● WORK ITEM
I need the records below restated word for word, without their pictures.

● SUPPLIED DATA

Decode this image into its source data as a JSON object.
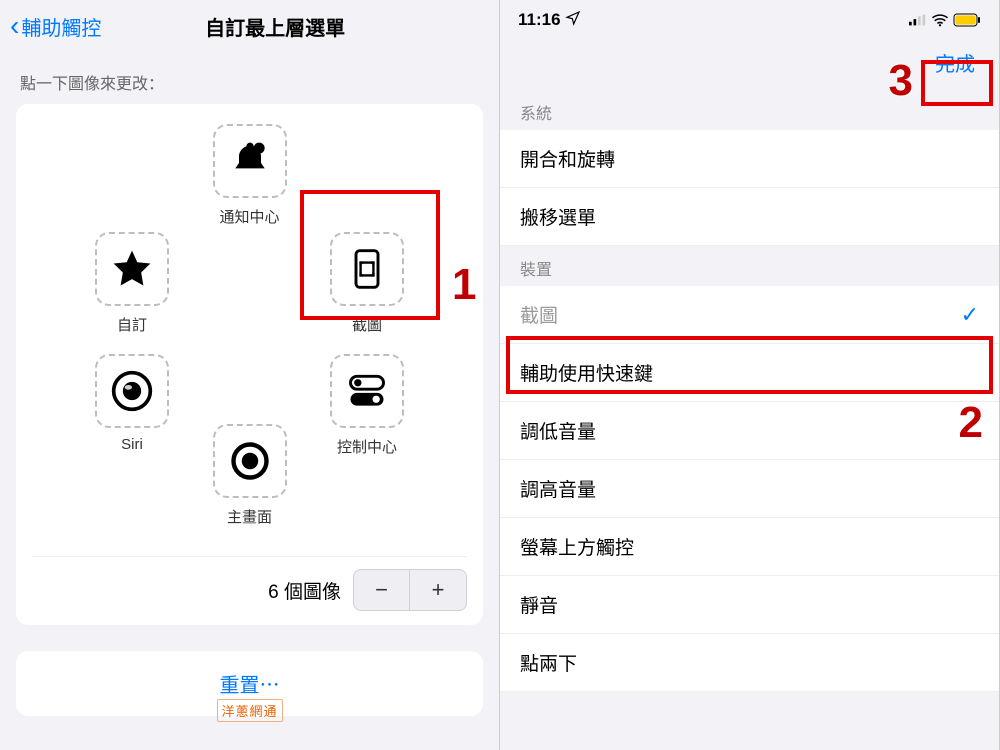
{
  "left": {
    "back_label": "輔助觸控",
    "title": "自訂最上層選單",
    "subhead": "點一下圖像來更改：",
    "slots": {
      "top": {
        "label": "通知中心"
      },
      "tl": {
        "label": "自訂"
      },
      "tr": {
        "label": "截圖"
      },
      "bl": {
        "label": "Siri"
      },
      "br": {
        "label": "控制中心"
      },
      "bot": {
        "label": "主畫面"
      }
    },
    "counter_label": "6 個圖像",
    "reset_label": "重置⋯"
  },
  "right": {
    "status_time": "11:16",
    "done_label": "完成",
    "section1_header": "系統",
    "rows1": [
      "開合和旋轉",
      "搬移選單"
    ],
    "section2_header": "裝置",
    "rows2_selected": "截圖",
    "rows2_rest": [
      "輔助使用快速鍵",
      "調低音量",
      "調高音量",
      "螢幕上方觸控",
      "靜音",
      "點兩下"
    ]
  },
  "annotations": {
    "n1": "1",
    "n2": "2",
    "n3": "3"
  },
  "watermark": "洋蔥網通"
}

● FINAL ANSWER
Decode this image into its source data as a JSON object.
{
  "left": {
    "back_label": "輔助觸控",
    "title": "自訂最上層選單",
    "subhead": "點一下圖像來更改：",
    "slots": {
      "top": {
        "label": "通知中心"
      },
      "tl": {
        "label": "自訂"
      },
      "tr": {
        "label": "截圖"
      },
      "bl": {
        "label": "Siri"
      },
      "br": {
        "label": "控制中心"
      },
      "bot": {
        "label": "主畫面"
      }
    },
    "counter_label": "6 個圖像",
    "reset_label": "重置⋯"
  },
  "right": {
    "status_time": "11:16",
    "done_label": "完成",
    "section1_header": "系統",
    "rows1": [
      "開合和旋轉",
      "搬移選單"
    ],
    "section2_header": "裝置",
    "rows2_selected": "截圖",
    "rows2_rest": [
      "輔助使用快速鍵",
      "調低音量",
      "調高音量",
      "螢幕上方觸控",
      "靜音",
      "點兩下"
    ]
  },
  "annotations": {
    "n1": "1",
    "n2": "2",
    "n3": "3"
  },
  "watermark": "洋蔥網通"
}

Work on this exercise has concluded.